= Description of the task =
Return all the lines below in which the string "content" appears.

Website and app data records:
• • •

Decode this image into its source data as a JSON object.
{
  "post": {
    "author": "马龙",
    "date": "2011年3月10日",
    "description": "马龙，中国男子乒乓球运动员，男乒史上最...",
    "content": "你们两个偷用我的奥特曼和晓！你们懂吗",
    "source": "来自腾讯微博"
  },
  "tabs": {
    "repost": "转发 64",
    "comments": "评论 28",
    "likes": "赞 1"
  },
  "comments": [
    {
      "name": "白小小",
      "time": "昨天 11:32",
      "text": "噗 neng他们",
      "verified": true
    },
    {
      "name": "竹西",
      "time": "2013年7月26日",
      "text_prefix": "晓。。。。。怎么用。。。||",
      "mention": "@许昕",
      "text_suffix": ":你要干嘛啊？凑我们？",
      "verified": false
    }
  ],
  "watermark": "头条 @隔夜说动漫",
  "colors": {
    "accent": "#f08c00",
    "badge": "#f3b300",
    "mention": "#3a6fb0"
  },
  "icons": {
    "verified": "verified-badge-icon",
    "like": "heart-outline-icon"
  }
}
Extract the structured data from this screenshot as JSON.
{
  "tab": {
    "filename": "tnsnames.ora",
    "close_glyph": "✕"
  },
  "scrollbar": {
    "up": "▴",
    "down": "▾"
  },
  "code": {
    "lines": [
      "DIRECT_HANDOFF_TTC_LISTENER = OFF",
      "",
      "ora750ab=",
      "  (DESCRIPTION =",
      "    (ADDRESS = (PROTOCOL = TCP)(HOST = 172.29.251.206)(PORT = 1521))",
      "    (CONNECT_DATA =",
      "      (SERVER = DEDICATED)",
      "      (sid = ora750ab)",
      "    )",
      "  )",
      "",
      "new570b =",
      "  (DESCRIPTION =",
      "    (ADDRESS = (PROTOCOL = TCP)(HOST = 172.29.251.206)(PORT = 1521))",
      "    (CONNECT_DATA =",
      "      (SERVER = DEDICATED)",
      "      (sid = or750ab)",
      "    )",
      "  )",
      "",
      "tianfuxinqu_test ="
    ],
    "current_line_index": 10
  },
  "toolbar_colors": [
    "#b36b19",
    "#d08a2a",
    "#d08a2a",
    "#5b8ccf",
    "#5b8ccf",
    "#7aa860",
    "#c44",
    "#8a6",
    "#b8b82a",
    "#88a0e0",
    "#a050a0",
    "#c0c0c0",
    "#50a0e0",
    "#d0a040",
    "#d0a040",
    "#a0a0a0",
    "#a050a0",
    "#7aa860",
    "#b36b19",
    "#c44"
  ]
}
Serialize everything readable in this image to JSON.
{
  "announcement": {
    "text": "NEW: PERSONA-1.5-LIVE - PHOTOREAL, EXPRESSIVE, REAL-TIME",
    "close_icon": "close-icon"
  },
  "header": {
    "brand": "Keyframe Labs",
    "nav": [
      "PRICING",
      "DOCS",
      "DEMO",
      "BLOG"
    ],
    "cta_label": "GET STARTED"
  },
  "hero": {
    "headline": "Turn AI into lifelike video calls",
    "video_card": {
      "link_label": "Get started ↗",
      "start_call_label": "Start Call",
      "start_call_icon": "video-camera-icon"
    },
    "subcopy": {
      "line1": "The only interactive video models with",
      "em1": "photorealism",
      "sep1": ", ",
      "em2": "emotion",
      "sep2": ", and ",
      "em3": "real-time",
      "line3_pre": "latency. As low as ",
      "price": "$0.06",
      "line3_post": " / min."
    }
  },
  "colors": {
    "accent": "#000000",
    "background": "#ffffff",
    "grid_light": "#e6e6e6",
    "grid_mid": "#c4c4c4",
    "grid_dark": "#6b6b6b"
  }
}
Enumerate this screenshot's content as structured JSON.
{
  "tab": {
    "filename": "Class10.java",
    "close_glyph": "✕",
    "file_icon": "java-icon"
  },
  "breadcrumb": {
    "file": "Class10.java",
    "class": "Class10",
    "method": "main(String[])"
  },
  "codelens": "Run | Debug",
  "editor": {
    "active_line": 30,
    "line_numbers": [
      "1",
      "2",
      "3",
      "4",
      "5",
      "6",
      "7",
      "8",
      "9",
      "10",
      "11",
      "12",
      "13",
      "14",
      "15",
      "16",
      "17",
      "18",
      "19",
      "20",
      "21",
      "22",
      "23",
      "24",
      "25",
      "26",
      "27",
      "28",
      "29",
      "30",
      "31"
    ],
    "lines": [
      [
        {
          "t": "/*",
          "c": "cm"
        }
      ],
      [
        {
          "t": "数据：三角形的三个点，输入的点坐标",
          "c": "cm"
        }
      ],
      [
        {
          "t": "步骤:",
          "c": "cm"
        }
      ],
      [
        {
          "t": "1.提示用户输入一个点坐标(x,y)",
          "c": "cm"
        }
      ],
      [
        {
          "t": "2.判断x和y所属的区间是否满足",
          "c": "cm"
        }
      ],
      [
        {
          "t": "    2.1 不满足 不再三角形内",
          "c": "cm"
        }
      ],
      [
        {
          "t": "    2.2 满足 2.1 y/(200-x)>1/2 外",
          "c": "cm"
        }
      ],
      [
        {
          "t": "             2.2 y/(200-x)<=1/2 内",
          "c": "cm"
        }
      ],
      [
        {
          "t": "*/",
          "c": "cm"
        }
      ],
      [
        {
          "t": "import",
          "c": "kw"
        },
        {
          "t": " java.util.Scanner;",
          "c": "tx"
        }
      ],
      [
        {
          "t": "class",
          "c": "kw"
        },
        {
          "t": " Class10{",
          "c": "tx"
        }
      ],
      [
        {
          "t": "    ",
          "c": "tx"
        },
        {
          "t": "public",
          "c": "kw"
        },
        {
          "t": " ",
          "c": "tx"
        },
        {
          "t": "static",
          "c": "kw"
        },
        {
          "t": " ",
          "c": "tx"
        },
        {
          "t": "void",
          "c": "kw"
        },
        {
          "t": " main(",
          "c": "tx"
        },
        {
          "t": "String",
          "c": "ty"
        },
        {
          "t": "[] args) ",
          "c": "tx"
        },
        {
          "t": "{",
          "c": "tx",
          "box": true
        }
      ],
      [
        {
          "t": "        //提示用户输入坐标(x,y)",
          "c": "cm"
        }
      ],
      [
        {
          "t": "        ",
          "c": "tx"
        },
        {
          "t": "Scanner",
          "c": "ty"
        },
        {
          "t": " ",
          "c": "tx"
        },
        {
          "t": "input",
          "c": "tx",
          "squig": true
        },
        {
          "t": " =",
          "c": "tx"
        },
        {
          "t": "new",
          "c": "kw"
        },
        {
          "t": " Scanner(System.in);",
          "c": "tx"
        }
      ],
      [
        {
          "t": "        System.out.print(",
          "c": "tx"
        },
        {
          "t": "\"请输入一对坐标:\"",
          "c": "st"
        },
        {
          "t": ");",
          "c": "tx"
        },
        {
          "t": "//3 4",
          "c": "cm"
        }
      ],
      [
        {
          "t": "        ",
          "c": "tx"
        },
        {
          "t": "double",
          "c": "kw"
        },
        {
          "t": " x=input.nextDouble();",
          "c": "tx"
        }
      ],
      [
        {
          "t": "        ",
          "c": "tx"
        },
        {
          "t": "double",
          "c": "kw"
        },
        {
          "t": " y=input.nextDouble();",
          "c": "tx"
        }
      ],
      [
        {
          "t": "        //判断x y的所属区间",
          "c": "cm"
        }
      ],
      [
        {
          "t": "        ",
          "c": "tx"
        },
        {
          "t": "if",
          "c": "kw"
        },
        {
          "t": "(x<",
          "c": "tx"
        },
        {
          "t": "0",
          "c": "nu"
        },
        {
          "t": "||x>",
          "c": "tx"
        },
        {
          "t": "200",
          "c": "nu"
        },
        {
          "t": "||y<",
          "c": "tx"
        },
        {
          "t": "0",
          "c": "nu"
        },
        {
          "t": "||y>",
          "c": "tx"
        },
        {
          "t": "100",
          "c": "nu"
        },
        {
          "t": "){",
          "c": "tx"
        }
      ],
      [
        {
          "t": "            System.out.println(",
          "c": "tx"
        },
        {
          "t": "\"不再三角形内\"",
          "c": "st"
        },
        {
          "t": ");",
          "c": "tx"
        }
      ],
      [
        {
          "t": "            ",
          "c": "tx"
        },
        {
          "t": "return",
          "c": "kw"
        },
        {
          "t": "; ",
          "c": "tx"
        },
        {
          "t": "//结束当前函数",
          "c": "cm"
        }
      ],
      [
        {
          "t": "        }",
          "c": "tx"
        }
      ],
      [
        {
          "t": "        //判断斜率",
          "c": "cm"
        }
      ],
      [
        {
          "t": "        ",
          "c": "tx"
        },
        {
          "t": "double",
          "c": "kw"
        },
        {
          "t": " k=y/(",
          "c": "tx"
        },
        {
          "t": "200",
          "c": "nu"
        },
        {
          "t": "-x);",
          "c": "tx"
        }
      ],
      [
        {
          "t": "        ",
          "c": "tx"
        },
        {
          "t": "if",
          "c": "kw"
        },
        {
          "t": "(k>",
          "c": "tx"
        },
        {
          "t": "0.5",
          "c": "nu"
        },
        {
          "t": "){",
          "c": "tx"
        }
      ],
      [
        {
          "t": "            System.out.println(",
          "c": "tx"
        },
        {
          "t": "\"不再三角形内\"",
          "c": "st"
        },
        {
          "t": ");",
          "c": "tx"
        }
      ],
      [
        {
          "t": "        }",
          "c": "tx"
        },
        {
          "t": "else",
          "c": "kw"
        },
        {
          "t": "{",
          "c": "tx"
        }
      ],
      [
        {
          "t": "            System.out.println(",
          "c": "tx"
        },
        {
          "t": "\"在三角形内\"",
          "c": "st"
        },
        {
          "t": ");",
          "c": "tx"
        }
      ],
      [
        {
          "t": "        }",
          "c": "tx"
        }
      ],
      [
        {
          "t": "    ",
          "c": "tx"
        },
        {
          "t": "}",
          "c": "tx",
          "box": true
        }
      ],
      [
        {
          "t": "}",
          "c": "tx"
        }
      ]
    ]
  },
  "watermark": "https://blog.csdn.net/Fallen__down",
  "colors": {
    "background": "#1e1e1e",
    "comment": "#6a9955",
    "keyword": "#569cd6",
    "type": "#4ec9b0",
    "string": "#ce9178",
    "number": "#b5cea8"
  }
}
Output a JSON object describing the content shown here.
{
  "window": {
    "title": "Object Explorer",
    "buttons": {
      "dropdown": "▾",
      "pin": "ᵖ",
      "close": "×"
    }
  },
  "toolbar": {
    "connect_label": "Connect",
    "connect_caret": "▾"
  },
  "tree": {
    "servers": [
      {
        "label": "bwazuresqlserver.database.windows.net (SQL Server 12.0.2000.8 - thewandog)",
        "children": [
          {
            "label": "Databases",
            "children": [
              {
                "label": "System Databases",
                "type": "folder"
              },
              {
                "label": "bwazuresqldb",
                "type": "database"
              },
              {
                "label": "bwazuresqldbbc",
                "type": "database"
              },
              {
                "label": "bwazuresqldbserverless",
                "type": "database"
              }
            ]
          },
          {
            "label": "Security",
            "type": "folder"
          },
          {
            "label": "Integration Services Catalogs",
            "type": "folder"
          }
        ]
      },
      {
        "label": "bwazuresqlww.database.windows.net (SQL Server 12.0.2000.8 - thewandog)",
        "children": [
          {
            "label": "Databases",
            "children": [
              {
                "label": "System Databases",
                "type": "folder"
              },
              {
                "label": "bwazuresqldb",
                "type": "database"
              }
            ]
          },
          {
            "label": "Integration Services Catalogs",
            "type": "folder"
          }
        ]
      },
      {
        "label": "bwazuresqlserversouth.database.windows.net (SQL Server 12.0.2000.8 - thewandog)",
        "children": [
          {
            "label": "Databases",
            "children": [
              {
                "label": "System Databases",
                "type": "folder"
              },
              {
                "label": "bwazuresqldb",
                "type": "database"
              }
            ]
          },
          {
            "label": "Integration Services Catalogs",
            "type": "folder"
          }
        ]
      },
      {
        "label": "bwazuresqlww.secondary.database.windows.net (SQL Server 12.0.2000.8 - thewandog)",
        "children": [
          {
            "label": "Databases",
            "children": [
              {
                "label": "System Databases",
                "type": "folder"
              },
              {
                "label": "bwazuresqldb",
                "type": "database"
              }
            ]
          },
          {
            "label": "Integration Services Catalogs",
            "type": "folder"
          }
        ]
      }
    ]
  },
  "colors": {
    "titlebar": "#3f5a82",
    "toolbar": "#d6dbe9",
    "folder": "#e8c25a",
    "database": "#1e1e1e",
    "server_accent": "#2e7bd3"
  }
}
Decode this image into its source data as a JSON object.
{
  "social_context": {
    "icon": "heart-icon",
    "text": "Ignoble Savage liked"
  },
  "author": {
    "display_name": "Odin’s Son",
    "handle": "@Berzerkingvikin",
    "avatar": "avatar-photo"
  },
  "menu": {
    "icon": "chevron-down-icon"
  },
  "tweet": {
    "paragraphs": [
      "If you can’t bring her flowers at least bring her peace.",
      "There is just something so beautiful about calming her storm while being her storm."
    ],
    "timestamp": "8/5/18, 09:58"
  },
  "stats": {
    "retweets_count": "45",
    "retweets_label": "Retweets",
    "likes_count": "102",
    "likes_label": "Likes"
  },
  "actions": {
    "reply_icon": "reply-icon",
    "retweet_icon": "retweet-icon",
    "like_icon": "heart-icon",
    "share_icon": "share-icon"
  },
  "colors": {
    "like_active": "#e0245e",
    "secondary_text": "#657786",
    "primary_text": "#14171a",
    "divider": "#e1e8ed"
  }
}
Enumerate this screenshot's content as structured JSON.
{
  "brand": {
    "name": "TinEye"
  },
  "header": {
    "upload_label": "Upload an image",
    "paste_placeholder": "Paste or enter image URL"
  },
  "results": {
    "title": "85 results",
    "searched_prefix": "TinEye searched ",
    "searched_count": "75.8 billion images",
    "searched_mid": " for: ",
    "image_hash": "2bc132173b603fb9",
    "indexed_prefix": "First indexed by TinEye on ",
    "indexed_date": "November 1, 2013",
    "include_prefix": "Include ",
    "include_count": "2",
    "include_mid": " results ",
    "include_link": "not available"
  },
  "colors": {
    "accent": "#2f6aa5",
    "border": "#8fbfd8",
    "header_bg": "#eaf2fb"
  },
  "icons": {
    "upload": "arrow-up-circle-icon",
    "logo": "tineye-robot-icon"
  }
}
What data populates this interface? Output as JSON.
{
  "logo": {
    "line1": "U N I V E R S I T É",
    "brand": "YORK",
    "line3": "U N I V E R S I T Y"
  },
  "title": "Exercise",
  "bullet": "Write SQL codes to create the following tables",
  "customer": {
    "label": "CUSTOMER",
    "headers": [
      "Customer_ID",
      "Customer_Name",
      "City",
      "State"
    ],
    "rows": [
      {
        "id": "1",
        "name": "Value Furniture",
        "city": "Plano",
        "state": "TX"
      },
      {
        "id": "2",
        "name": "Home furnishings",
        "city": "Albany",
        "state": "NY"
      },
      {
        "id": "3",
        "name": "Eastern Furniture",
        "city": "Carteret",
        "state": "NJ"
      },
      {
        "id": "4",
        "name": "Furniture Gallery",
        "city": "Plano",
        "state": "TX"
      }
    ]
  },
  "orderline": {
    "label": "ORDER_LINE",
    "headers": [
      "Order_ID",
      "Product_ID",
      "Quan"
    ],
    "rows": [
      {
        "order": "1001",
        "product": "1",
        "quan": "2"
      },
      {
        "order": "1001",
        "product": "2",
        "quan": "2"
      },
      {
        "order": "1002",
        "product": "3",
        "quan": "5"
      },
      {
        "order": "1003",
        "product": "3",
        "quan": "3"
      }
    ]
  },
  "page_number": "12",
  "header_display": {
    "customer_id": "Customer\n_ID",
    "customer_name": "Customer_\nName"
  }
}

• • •

= Answer section =
    "content": "你们两个偷用我的奥特曼和晓！你们懂吗",
Enumerate this screenshot's content as structured JSON.
Output a JSON object describing the content shown here.
Enumerate this screenshot's content as structured JSON.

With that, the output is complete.